Of the content of the book I won’t say much more beyond the observation that this is a catalog of early-twenty-first-century tendencies of thought among Protestant liberals and not much else. They’re not Calvinists and they’re not Catholics and they’re not Fundamentalists, but they’re not saying much about why they’re not. There’s very little sense that Wolsey seeks to convince any conservatives to become otherwise; they’re mainly there in the book for a sense of contrast and so that to demonstrate, over and over, that Wolsey ain’t them. After two hundred fifty pages of this they-say-we-say pattern, the final run of the book is a list of spiritual practices that liberal Christians tend to undertake, from versions of lectio divina to listening to rock and roll albums to public advocacy for New-Left causes, nothing that surprised me but also nothing that runs against my sense of what liberal Christians are about. At the end of this (very long) book, I’m no more convinced than I was at the beginning to become a progressive, and I haven’t learned much about progressives, but I have seen a decade’s worth of web reading compiled in a book, just in case someone wants to see all of the places where liberal Protestants differ from (something like) conservative evangelicals.

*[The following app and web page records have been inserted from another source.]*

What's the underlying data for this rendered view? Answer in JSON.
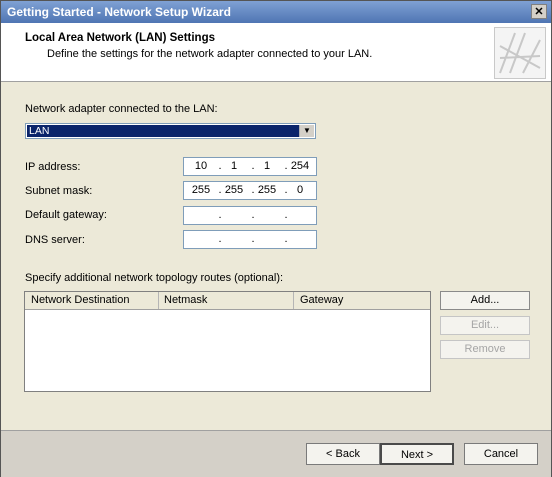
{
  "window": {
    "title": "Getting Started - Network Setup Wizard",
    "close_glyph": "✕"
  },
  "header": {
    "title": "Local Area Network (LAN) Settings",
    "subtitle": "Define the settings for the network adapter connected to your LAN."
  },
  "adapter": {
    "label": "Network adapter connected to the LAN:",
    "selected": "LAN"
  },
  "fields": {
    "ip": {
      "label": "IP address:",
      "octets": [
        "10",
        "1",
        "1",
        "254"
      ]
    },
    "subnet": {
      "label": "Subnet mask:",
      "octets": [
        "255",
        "255",
        "255",
        "0"
      ]
    },
    "gateway": {
      "label": "Default gateway:",
      "octets": [
        "",
        "",
        "",
        ""
      ]
    },
    "dns": {
      "label": "DNS server:",
      "octets": [
        "",
        "",
        "",
        ""
      ]
    }
  },
  "routes": {
    "label": "Specify additional network topology routes (optional):",
    "columns": [
      "Network Destination",
      "Netmask",
      "Gateway"
    ],
    "rows": []
  },
  "route_buttons": {
    "add": "Add...",
    "edit": "Edit...",
    "remove": "Remove"
  },
  "footer": {
    "back": "< Back",
    "next": "Next >",
    "cancel": "Cancel"
  }
}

Ultimately, a book like this reminds me that, when I’m tempted to say that my more-conservative sostren and brethren that they’re stereotyping liberal Christians, sometimes there are people to whom they (the conservative siblings) could point and say, “Look! That’s just what I was talking about!” Indeed there are people who say that the forgiveness of sins isn’t at the core of the gospel because , in human conflicts, the main fact that both sides ignore is that “we’re both fine–just as we are” (269) and that there’s really nothing beyond a “mess-up” or two to forgive anyway. And there are people who think that “literal” is the opposite of “nuanced” (193) rather than literal sense being one component of a (medieval) nuanced reading that also encompasses other things. And yes, there are people who quote the incendiary blog of an angry evangelical and assume that said blog post represents and encapsulates a theology of “Divine child abuse” (155) which in turn represents most evangelicals. All of those stereotypes do have roots in the real world (I have a book in my hand that proves it), and likely the stereotypes that people heap on me do as well. Mercifully, there are certain books out there that might well begin with stereotypes but eventually articulate arguments powerful enough to take seriously in spite of their genesis.
This book just ain’t it.
*A note to the reader: As Roger Wolsey notes in a comment below, I did refer to a section of his book treating Matthew 25, part of Jesus’s Olivet Discourse, as the Sermon on the Mount. That was a careless oversight on my part, and the text above that’s stricken through reflect my retractions and corrections.